Page 1019 - Week 04 - Tuesday, 15 March 2005
I was lucky enough to receive an invitation to some of the functions, but I understand that other members were not. Perhaps all members of the assembly should have been invited to the functions instead of some being selectively invited. They could have enjoyed things like the community protection medals, which went to some tremendous Canberrans. I know particularly of the work of John Hill in emergency services has done for years; and Dave Tunbridge and I have shared a few fire sites. Indeed I think he shared a few with Minister Corbell as well over the 2003 fires, when he was out there with his Molonglo unit. I think it would be fair to say that Dave is a long-term icon inside some of the brigades, because he has always been there.
The work of Joseph Murphy of the fire brigade I think is well known amongst his colleagues. Therese Barnicoat is perhaps less well known to the community, but her work in the AFP is something I have certainly been aware of for a long time. I congratulate all of them on the work they have done. I am sorry; I have missed Trevor Stohr from the ACT Ambulance Service, another individual who is well known inside his profession. That is probably the problem with each of these awards. The purpose of the awards is to bring these people outside the fold of their own organisation or their own service, because often these people are just not known outside the community in which they reside.

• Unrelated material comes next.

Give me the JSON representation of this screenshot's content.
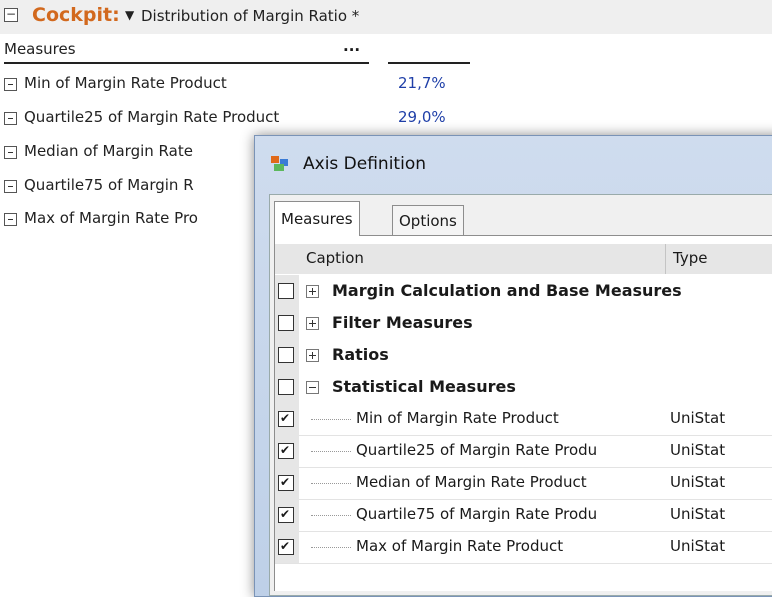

Some of the other events on the day I think were quite good. Sandy Hollway gave quite an interesting address about cultural cringe at the national library, and talked about some of his adventures as the CEO of the organising committee for the Sydney Olympics. Indeed I even attended a Young Liberals function on the day, celebrating Canberra Day, which was quite interesting as well. There is a huge range of things that go on. As to the success of the big party, I think a lot of people attended. I have had a number of people query the fact that 35,000 reportedly turned up. It does seem a big number across that day, but who is to know? Estimating numbers is always difficult.
I think it is appropriate that we celebrate Canberra Day. I make the point that, for almost three years—indeed the first term of this government—the celebrations of this city were allowed to slide. It is good that the government has at last acknowledged that these celebrations are important in building up the community; and it is good to see that they have reinstated fireworks for events on days like Australia Day and New Year’s Eve, and for the Christmas Party in Garema Place. All of those events were held under the former government, and indeed under the government before the former Liberal government.

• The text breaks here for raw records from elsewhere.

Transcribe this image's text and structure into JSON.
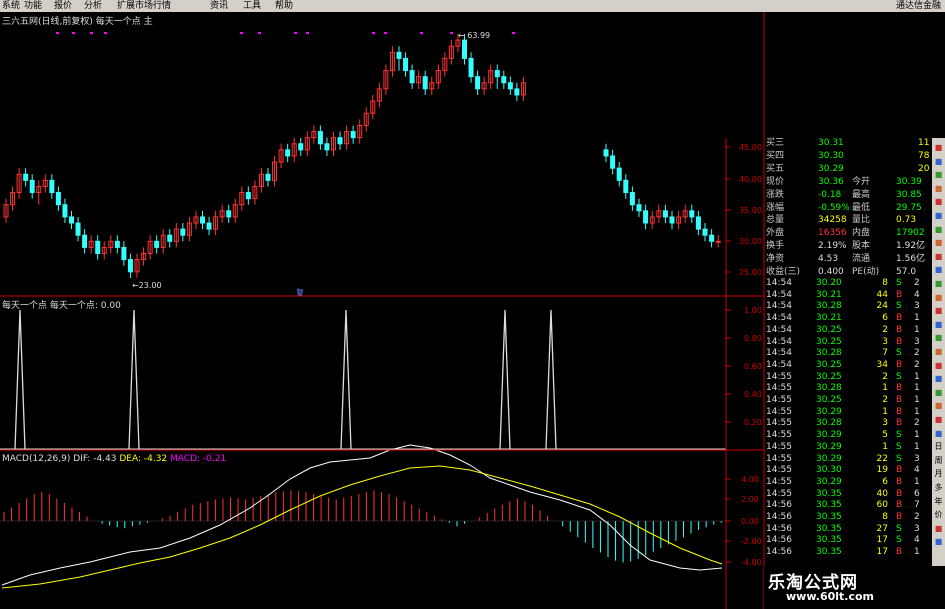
{
  "menu": {
    "items": [
      "系统",
      "功能",
      "报价",
      "分析",
      "扩展市场行情",
      "资讯",
      "工具",
      "帮助"
    ],
    "brand": "通达信金融"
  },
  "main_header": "三六五网(日线,前复权) 每天一个点 主",
  "sub_header": "每天一个点 每天一个点: 0.00",
  "macd_header": {
    "title": "MACD(12,26,9)",
    "dif": "DIF: -4.43",
    "dea": "DEA: -4.32",
    "macd": "MACD: -0.21"
  },
  "colors": {
    "up": "#ff3333",
    "down": "#33ffff",
    "dif": "#ffffff",
    "dea": "#ffff00",
    "macd_label": "#ff00ff",
    "axis": "#cc0000",
    "green": "#00ff00"
  },
  "chart_data": [
    {
      "type": "candlestick",
      "price_labels": [
        "45.00",
        "40.00",
        "35.00",
        "30.00",
        "25.00"
      ],
      "high_label": "63.99",
      "low_label": "23.00",
      "marker": "复",
      "candles_left": [
        [
          34,
          36,
          33,
          37
        ],
        [
          36,
          38,
          35,
          39
        ],
        [
          38,
          41,
          37,
          42
        ],
        [
          41,
          40,
          39,
          42
        ],
        [
          40,
          38,
          37,
          41
        ],
        [
          38,
          39,
          36,
          40
        ],
        [
          39,
          40,
          38,
          41
        ],
        [
          40,
          38,
          37,
          41
        ],
        [
          38,
          36,
          35,
          39
        ],
        [
          36,
          34,
          33,
          37
        ],
        [
          34,
          33,
          32,
          35
        ],
        [
          33,
          31,
          30,
          34
        ],
        [
          31,
          29,
          28,
          32
        ],
        [
          29,
          30,
          28,
          31
        ],
        [
          30,
          28,
          27,
          31
        ],
        [
          28,
          29,
          27,
          30
        ],
        [
          29,
          30,
          28,
          31
        ],
        [
          30,
          29,
          28,
          31
        ],
        [
          29,
          27,
          26,
          30
        ],
        [
          27,
          25,
          24,
          28
        ],
        [
          25,
          27,
          24,
          28
        ],
        [
          27,
          28,
          26,
          29
        ],
        [
          28,
          30,
          27,
          31
        ],
        [
          30,
          29,
          28,
          31
        ],
        [
          29,
          31,
          28,
          32
        ],
        [
          31,
          30,
          29,
          32
        ],
        [
          30,
          32,
          29,
          33
        ],
        [
          32,
          31,
          30,
          33
        ],
        [
          31,
          33,
          30,
          34
        ],
        [
          33,
          34,
          32,
          35
        ],
        [
          34,
          33,
          32,
          35
        ],
        [
          33,
          32,
          31,
          34
        ],
        [
          32,
          34,
          31,
          35
        ],
        [
          34,
          35,
          33,
          36
        ],
        [
          35,
          34,
          33,
          36
        ],
        [
          34,
          36,
          33,
          37
        ],
        [
          36,
          38,
          35,
          39
        ],
        [
          38,
          37,
          36,
          39
        ],
        [
          37,
          39,
          36,
          40
        ],
        [
          39,
          41,
          38,
          42
        ],
        [
          41,
          40,
          39,
          42
        ],
        [
          40,
          43,
          39,
          44
        ],
        [
          43,
          45,
          42,
          46
        ],
        [
          45,
          44,
          43,
          46
        ],
        [
          44,
          46,
          43,
          47
        ],
        [
          46,
          45,
          44,
          47
        ],
        [
          45,
          47,
          44,
          48
        ],
        [
          47,
          48,
          46,
          49
        ],
        [
          48,
          46,
          45,
          49
        ],
        [
          46,
          45,
          44,
          47
        ],
        [
          45,
          47,
          44,
          48
        ],
        [
          47,
          46,
          45,
          48
        ],
        [
          46,
          48,
          45,
          49
        ],
        [
          48,
          47,
          46,
          49
        ],
        [
          47,
          49,
          46,
          50
        ],
        [
          49,
          51,
          48,
          52
        ],
        [
          51,
          53,
          50,
          54
        ],
        [
          53,
          55,
          52,
          56
        ],
        [
          55,
          58,
          54,
          59
        ],
        [
          58,
          61,
          57,
          62
        ],
        [
          61,
          60,
          58,
          62
        ],
        [
          60,
          58,
          57,
          61
        ],
        [
          58,
          56,
          55,
          59
        ],
        [
          56,
          57,
          55,
          58
        ],
        [
          57,
          55,
          54,
          58
        ],
        [
          55,
          56,
          54,
          57
        ],
        [
          56,
          58,
          55,
          59
        ],
        [
          58,
          60,
          57,
          61
        ],
        [
          60,
          62,
          59,
          63
        ],
        [
          62,
          63,
          61,
          64
        ],
        [
          63,
          60,
          59,
          64
        ],
        [
          60,
          57,
          56,
          61
        ],
        [
          57,
          55,
          54,
          58
        ],
        [
          55,
          56,
          54,
          57
        ],
        [
          56,
          58,
          55,
          59
        ],
        [
          58,
          57,
          55,
          59
        ],
        [
          57,
          56,
          55,
          58
        ],
        [
          56,
          55,
          54,
          57
        ],
        [
          55,
          54,
          53,
          56
        ],
        [
          54,
          56,
          53,
          57
        ]
      ],
      "candles_right": [
        [
          45,
          44,
          43,
          46
        ],
        [
          44,
          42,
          41,
          45
        ],
        [
          42,
          40,
          39,
          43
        ],
        [
          40,
          38,
          37,
          41
        ],
        [
          38,
          36,
          35,
          39
        ],
        [
          36,
          35,
          34,
          37
        ],
        [
          35,
          33,
          32,
          36
        ],
        [
          33,
          34,
          32,
          35
        ],
        [
          34,
          35,
          33,
          36
        ],
        [
          35,
          34,
          33,
          36
        ],
        [
          34,
          33,
          32,
          35
        ],
        [
          33,
          34,
          32,
          35
        ],
        [
          34,
          35,
          33,
          36
        ],
        [
          35,
          34,
          33,
          36
        ],
        [
          34,
          32,
          31,
          35
        ],
        [
          32,
          31,
          30,
          33
        ],
        [
          31,
          30,
          29,
          32
        ],
        [
          30,
          30,
          29,
          31
        ]
      ]
    },
    {
      "type": "line",
      "title": "每天一个点",
      "ylim": [
        0,
        1
      ],
      "y_ticks": [
        "1.00",
        "0.80",
        "0.60",
        "0.40",
        "0.20"
      ],
      "spike_x": [
        20,
        134,
        346,
        505,
        551
      ],
      "spike_x_right": []
    },
    {
      "type": "line",
      "title": "MACD(12,26,9)",
      "y_ticks": [
        "4.00",
        "2.00",
        "0.00",
        "-2.00",
        "-4.00"
      ],
      "hist_left": [
        1,
        1.5,
        2,
        2.5,
        3,
        3.2,
        3,
        2.5,
        2,
        1.5,
        1,
        0.5,
        0,
        -0.3,
        -0.5,
        -0.7,
        -0.8,
        -0.6,
        -0.4,
        -0.2,
        0,
        0.3,
        0.6,
        1,
        1.4,
        1.8,
        2,
        2.2,
        2.4,
        2.5,
        2.6,
        2.5,
        2.4,
        2.6,
        2.8,
        3,
        3.2,
        3.3,
        3.4,
        3.3,
        3.2,
        3,
        2.8,
        2.6,
        2.4,
        2.6,
        2.8,
        3,
        3.2,
        3.4,
        3.2,
        3,
        2.6,
        2.2,
        1.8,
        1.4,
        1,
        0.6,
        0.2,
        -0.2,
        -0.6,
        -0.3,
        0,
        0.4,
        0.9,
        1.4,
        1.8,
        2.2,
        2.5,
        2.2,
        1.8,
        1.2,
        0.6,
        0,
        -0.6,
        -1.2,
        -1.8,
        -2.4,
        -3,
        -3.5,
        -4,
        -4.4,
        -4.6,
        -4.5,
        -4.2,
        -3.8,
        -3.4,
        -3,
        -2.6,
        -2.2,
        -1.8,
        -1.4,
        -1,
        -0.7,
        -0.4,
        -0.2
      ],
      "dif_points": [
        [
          2,
          585
        ],
        [
          30,
          575
        ],
        [
          60,
          568
        ],
        [
          90,
          562
        ],
        [
          110,
          557
        ],
        [
          130,
          552
        ],
        [
          160,
          548
        ],
        [
          190,
          538
        ],
        [
          220,
          525
        ],
        [
          250,
          508
        ],
        [
          270,
          494
        ],
        [
          290,
          479
        ],
        [
          310,
          468
        ],
        [
          330,
          462
        ],
        [
          350,
          460
        ],
        [
          370,
          458
        ],
        [
          390,
          450
        ],
        [
          410,
          445
        ],
        [
          430,
          448
        ],
        [
          450,
          455
        ],
        [
          470,
          465
        ],
        [
          490,
          478
        ],
        [
          510,
          485
        ],
        [
          530,
          492
        ],
        [
          560,
          500
        ],
        [
          590,
          510
        ],
        [
          610,
          525
        ],
        [
          630,
          545
        ],
        [
          650,
          560
        ],
        [
          680,
          568
        ],
        [
          700,
          570
        ],
        [
          722,
          568
        ]
      ],
      "dea_points": [
        [
          2,
          588
        ],
        [
          40,
          584
        ],
        [
          80,
          577
        ],
        [
          110,
          570
        ],
        [
          140,
          563
        ],
        [
          170,
          557
        ],
        [
          200,
          548
        ],
        [
          230,
          538
        ],
        [
          260,
          525
        ],
        [
          290,
          510
        ],
        [
          320,
          496
        ],
        [
          350,
          485
        ],
        [
          380,
          476
        ],
        [
          410,
          468
        ],
        [
          440,
          466
        ],
        [
          470,
          470
        ],
        [
          500,
          478
        ],
        [
          530,
          486
        ],
        [
          560,
          495
        ],
        [
          590,
          504
        ],
        [
          620,
          517
        ],
        [
          650,
          533
        ],
        [
          680,
          548
        ],
        [
          710,
          560
        ],
        [
          722,
          564
        ]
      ]
    }
  ],
  "quote": [
    {
      "label": "买三",
      "value": "30.31",
      "vol": "11"
    },
    {
      "label": "买四",
      "value": "30.30",
      "vol": "78"
    },
    {
      "label": "买五",
      "value": "30.29",
      "vol": "20"
    },
    {
      "label": "现价",
      "value": "30.36",
      "label2": "今开",
      "value2": "30.39"
    },
    {
      "label": "涨跌",
      "value": "-0.18",
      "label2": "最高",
      "value2": "30.85"
    },
    {
      "label": "涨幅",
      "value": "-0.59%",
      "label2": "最低",
      "value2": "29.75"
    },
    {
      "label": "总量",
      "value": "34258",
      "label2": "量比",
      "value2": "0.73"
    },
    {
      "label": "外盘",
      "value": "16356",
      "label2": "内盘",
      "value2": "17902"
    },
    {
      "label": "换手",
      "value": "2.19%",
      "label2": "股本",
      "value2": "1.92亿"
    },
    {
      "label": "净资",
      "value": "4.53",
      "label2": "流通",
      "value2": "1.56亿"
    },
    {
      "label": "收益(三)",
      "value": "0.400",
      "label2": "PE(动)",
      "value2": "57.0"
    }
  ],
  "ticks": [
    [
      "14:54",
      "30.20",
      "8",
      "S",
      "2"
    ],
    [
      "14:54",
      "30.21",
      "44",
      "B",
      "4"
    ],
    [
      "14:54",
      "30.28",
      "24",
      "S",
      "3"
    ],
    [
      "14:54",
      "30.21",
      "6",
      "B",
      "1"
    ],
    [
      "14:54",
      "30.25",
      "2",
      "B",
      "1"
    ],
    [
      "14:54",
      "30.25",
      "3",
      "B",
      "3"
    ],
    [
      "14:54",
      "30.28",
      "7",
      "S",
      "2"
    ],
    [
      "14:54",
      "30.25",
      "34",
      "B",
      "2"
    ],
    [
      "14:55",
      "30.25",
      "2",
      "S",
      "1"
    ],
    [
      "14:55",
      "30.28",
      "1",
      "B",
      "1"
    ],
    [
      "14:55",
      "30.25",
      "2",
      "B",
      "1"
    ],
    [
      "14:55",
      "30.29",
      "1",
      "B",
      "1"
    ],
    [
      "14:55",
      "30.28",
      "3",
      "B",
      "2"
    ],
    [
      "14:55",
      "30.29",
      "5",
      "S",
      "1"
    ],
    [
      "14:55",
      "30.29",
      "1",
      "S",
      "1"
    ],
    [
      "14:55",
      "30.29",
      "22",
      "S",
      "3"
    ],
    [
      "14:55",
      "30.30",
      "19",
      "B",
      "4"
    ],
    [
      "14:55",
      "30.29",
      "6",
      "B",
      "1"
    ],
    [
      "14:55",
      "30.35",
      "40",
      "B",
      "6"
    ],
    [
      "14:56",
      "30.35",
      "60",
      "B",
      "7"
    ],
    [
      "14:56",
      "30.35",
      "8",
      "B",
      "2"
    ],
    [
      "14:56",
      "30.35",
      "27",
      "S",
      "3"
    ],
    [
      "14:56",
      "30.35",
      "17",
      "S",
      "4"
    ],
    [
      "14:56",
      "30.35",
      "17",
      "B",
      "1"
    ]
  ],
  "toolbar_icons": [
    "■",
    "■",
    "■",
    "■",
    "■",
    "■",
    "■",
    "■",
    "■",
    "■",
    "■",
    "■",
    "■",
    "■",
    "■",
    "■",
    "■",
    "■",
    "■",
    "■",
    "■",
    "■",
    "日",
    "周",
    "月",
    "多",
    "年",
    "价",
    "■",
    "■"
  ],
  "watermark": {
    "line1": "乐淘公式网",
    "line2": "www.60lt.com"
  }
}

Let us put this all in context: the celebrations are welcome. The work was good. Congratulations to those who organised the event, particularly the staff from Chief Minister’s, who did a very good job on this. But I think, in terms of the matter of public importance, I would be raising with you how we do these things in future. I think that just putting up things that acknowledge the day-to-day work of the government and things that governments, not just in this city but governments across the country, do is really stretching the issue of a matter of public importance. As you have probably found in your copy of House of Representatives Practice, there is quite a lot of history on how these matters are determined. Perhaps it is time we looked at them a little more closely.
MR MULCAHY (Molonglo) (3.58): I think this was an important event. Canberrans traditionally like to get out and celebrate different things; we see it with Floriade and